[[ MATERIALS PROVIDED, beginning ]]
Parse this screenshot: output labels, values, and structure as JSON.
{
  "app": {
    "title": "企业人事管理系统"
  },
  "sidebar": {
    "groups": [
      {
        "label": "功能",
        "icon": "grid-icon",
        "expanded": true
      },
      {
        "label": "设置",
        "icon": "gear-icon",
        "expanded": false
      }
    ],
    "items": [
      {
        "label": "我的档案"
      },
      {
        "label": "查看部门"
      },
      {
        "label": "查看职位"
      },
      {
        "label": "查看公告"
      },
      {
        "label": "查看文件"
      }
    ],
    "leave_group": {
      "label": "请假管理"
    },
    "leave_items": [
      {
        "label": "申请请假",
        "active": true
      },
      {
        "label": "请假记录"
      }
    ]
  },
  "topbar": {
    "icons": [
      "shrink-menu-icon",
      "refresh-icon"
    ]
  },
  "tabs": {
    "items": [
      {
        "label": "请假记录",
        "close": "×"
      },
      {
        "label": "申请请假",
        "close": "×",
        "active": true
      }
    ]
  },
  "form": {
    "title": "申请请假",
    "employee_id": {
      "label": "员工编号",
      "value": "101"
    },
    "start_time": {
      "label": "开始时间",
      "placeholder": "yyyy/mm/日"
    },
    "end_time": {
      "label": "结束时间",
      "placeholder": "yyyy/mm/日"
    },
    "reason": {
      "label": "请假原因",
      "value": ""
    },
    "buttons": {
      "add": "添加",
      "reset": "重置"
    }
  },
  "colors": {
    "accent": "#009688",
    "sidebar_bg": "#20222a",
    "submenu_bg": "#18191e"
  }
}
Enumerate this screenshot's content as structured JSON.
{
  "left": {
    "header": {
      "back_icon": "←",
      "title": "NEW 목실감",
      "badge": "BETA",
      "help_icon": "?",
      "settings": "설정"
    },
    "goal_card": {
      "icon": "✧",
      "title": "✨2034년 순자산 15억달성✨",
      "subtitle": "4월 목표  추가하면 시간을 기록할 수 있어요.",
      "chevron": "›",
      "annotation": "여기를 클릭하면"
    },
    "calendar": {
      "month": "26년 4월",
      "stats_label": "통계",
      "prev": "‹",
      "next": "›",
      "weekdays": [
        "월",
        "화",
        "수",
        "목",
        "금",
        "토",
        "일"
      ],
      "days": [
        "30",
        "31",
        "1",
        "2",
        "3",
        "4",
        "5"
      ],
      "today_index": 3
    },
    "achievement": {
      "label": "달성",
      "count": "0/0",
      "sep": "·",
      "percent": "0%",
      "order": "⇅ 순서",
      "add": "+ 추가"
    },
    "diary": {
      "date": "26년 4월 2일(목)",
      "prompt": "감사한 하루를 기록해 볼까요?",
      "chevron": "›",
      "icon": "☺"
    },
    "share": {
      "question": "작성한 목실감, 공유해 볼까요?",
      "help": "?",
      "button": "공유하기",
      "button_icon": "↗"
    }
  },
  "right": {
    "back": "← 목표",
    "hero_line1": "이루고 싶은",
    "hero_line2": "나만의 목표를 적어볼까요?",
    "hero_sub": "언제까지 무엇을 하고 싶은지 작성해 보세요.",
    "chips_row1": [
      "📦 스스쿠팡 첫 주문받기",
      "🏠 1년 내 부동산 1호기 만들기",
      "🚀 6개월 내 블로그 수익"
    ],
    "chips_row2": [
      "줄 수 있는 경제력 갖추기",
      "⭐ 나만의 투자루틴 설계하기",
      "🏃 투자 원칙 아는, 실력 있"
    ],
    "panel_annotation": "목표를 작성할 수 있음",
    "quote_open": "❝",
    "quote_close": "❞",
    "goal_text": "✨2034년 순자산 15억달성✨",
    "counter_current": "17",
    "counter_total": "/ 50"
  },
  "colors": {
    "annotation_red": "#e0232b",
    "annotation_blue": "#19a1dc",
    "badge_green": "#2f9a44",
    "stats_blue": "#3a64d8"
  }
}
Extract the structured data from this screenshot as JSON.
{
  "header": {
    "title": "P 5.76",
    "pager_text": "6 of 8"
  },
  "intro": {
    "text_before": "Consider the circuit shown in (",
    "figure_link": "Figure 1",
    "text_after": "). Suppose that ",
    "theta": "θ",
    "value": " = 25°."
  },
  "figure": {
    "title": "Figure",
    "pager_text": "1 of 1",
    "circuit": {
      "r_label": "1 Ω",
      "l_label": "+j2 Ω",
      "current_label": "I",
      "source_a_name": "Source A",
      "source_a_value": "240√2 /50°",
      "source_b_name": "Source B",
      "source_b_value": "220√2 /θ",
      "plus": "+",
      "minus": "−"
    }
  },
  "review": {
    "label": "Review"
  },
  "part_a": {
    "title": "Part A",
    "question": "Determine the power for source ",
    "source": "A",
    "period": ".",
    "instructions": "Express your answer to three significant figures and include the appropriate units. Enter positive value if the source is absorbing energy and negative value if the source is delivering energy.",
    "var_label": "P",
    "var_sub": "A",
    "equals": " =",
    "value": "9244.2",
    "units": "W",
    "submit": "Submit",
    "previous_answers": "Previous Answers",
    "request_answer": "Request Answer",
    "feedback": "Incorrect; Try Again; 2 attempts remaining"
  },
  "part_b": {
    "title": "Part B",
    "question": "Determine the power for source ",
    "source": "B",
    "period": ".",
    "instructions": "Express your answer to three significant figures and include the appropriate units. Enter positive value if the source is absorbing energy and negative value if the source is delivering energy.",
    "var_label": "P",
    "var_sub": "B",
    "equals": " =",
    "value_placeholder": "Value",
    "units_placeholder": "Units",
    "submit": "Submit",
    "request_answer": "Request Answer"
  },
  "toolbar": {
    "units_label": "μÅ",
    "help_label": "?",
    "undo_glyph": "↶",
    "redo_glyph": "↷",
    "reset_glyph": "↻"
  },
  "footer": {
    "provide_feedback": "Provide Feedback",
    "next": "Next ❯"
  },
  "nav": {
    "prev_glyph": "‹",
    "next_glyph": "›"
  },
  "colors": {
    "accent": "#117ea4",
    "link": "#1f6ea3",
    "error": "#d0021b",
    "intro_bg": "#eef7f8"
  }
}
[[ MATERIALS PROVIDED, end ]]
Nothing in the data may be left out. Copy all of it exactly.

Parse this screenshot: output labels, values, and structure as JSON.
{
  "app": {
    "title": "企业人事管理系统"
  },
  "sidebar": {
    "groups": [
      {
        "label": "功能",
        "icon": "grid-icon",
        "expanded": true
      },
      {
        "label": "设置",
        "icon": "gear-icon",
        "expanded": false
      }
    ],
    "items": [
      {
        "label": "我的档案"
      },
      {
        "label": "查看部门"
      },
      {
        "label": "查看职位"
      },
      {
        "label": "查看公告"
      },
      {
        "label": "查看文件"
      }
    ],
    "leave_group": {
      "label": "请假管理"
    },
    "leave_items": [
      {
        "label": "申请请假",
        "active": true
      },
      {
        "label": "请假记录"
      }
    ]
  },
  "topbar": {
    "icons": [
      "shrink-menu-icon",
      "refresh-icon"
    ]
  },
  "tabs": {
    "items": [
      {
        "label": "请假记录",
        "close": "×"
      },
      {
        "label": "申请请假",
        "close": "×",
        "active": true
      }
    ]
  },
  "form": {
    "title": "申请请假",
    "employee_id": {
      "label": "员工编号",
      "value": "101"
    },
    "start_time": {
      "label": "开始时间",
      "placeholder": "yyyy/mm/日"
    },
    "end_time": {
      "label": "结束时间",
      "placeholder": "yyyy/mm/日"
    },
    "reason": {
      "label": "请假原因",
      "value": ""
    },
    "buttons": {
      "add": "添加",
      "reset": "重置"
    }
  },
  "colors": {
    "accent": "#009688",
    "sidebar_bg": "#20222a",
    "submenu_bg": "#18191e"
  }
}
Enumerate this screenshot's content as structured JSON.
{
  "left": {
    "header": {
      "back_icon": "←",
      "title": "NEW 목실감",
      "badge": "BETA",
      "help_icon": "?",
      "settings": "설정"
    },
    "goal_card": {
      "icon": "✧",
      "title": "✨2034년 순자산 15억달성✨",
      "subtitle": "4월 목표  추가하면 시간을 기록할 수 있어요.",
      "chevron": "›",
      "annotation": "여기를 클릭하면"
    },
    "calendar": {
      "month": "26년 4월",
      "stats_label": "통계",
      "prev": "‹",
      "next": "›",
      "weekdays": [
        "월",
        "화",
        "수",
        "목",
        "금",
        "토",
        "일"
      ],
      "days": [
        "30",
        "31",
        "1",
        "2",
        "3",
        "4",
        "5"
      ],
      "today_index": 3
    },
    "achievement": {
      "label": "달성",
      "count": "0/0",
      "sep": "·",
      "percent": "0%",
      "order": "⇅ 순서",
      "add": "+ 추가"
    },
    "diary": {
      "date": "26년 4월 2일(목)",
      "prompt": "감사한 하루를 기록해 볼까요?",
      "chevron": "›",
      "icon": "☺"
    },
    "share": {
      "question": "작성한 목실감, 공유해 볼까요?",
      "help": "?",
      "button": "공유하기",
      "button_icon": "↗"
    }
  },
  "right": {
    "back": "← 목표",
    "hero_line1": "이루고 싶은",
    "hero_line2": "나만의 목표를 적어볼까요?",
    "hero_sub": "언제까지 무엇을 하고 싶은지 작성해 보세요.",
    "chips_row1": [
      "📦 스스쿠팡 첫 주문받기",
      "🏠 1년 내 부동산 1호기 만들기",
      "🚀 6개월 내 블로그 수익"
    ],
    "chips_row2": [
      "줄 수 있는 경제력 갖추기",
      "⭐ 나만의 투자루틴 설계하기",
      "🏃 투자 원칙 아는, 실력 있"
    ],
    "panel_annotation": "목표를 작성할 수 있음",
    "quote_open": "❝",
    "quote_close": "❞",
    "goal_text": "✨2034년 순자산 15억달성✨",
    "counter_current": "17",
    "counter_total": "/ 50"
  },
  "colors": {
    "annotation_red": "#e0232b",
    "annotation_blue": "#19a1dc",
    "badge_green": "#2f9a44",
    "stats_blue": "#3a64d8"
  }
}
Extract the structured data from this screenshot as JSON.
{
  "header": {
    "title": "P 5.76",
    "pager_text": "6 of 8"
  },
  "intro": {
    "text_before": "Consider the circuit shown in (",
    "figure_link": "Figure 1",
    "text_after": "). Suppose that ",
    "theta": "θ",
    "value": " = 25°."
  },
  "figure": {
    "title": "Figure",
    "pager_text": "1 of 1",
    "circuit": {
      "r_label": "1 Ω",
      "l_label": "+j2 Ω",
      "current_label": "I",
      "source_a_name": "Source A",
      "source_a_value": "240√2 /50°",
      "source_b_name": "Source B",
      "source_b_value": "220√2 /θ",
      "plus": "+",
      "minus": "−"
    }
  },
  "review": {
    "label": "Review"
  },
  "part_a": {
    "title": "Part A",
    "question": "Determine the power for source ",
    "source": "A",
    "period": ".",
    "instructions": "Express your answer to three significant figures and include the appropriate units. Enter positive value if the source is absorbing energy and negative value if the source is delivering energy.",
    "var_label": "P",
    "var_sub": "A",
    "equals": " =",
    "value": "9244.2",
    "units": "W",
    "submit": "Submit",
    "previous_answers": "Previous Answers",
    "request_answer": "Request Answer",
    "feedback": "Incorrect; Try Again; 2 attempts remaining"
  },
  "part_b": {
    "title": "Part B",
    "question": "Determine the power for source ",
    "source": "B",
    "period": ".",
    "instructions": "Express your answer to three significant figures and include the appropriate units. Enter positive value if the source is absorbing energy and negative value if the source is delivering energy.",
    "var_label": "P",
    "var_sub": "B",
    "equals": " =",
    "value_placeholder": "Value",
    "units_placeholder": "Units",
    "submit": "Submit",
    "request_answer": "Request Answer"
  },
  "toolbar": {
    "units_label": "μÅ",
    "help_label": "?",
    "undo_glyph": "↶",
    "redo_glyph": "↷",
    "reset_glyph": "↻"
  },
  "footer": {
    "provide_feedback": "Provide Feedback",
    "next": "Next ❯"
  },
  "nav": {
    "prev_glyph": "‹",
    "next_glyph": "›"
  },
  "colors": {
    "accent": "#117ea4",
    "link": "#1f6ea3",
    "error": "#d0021b",
    "intro_bg": "#eef7f8"
  }
}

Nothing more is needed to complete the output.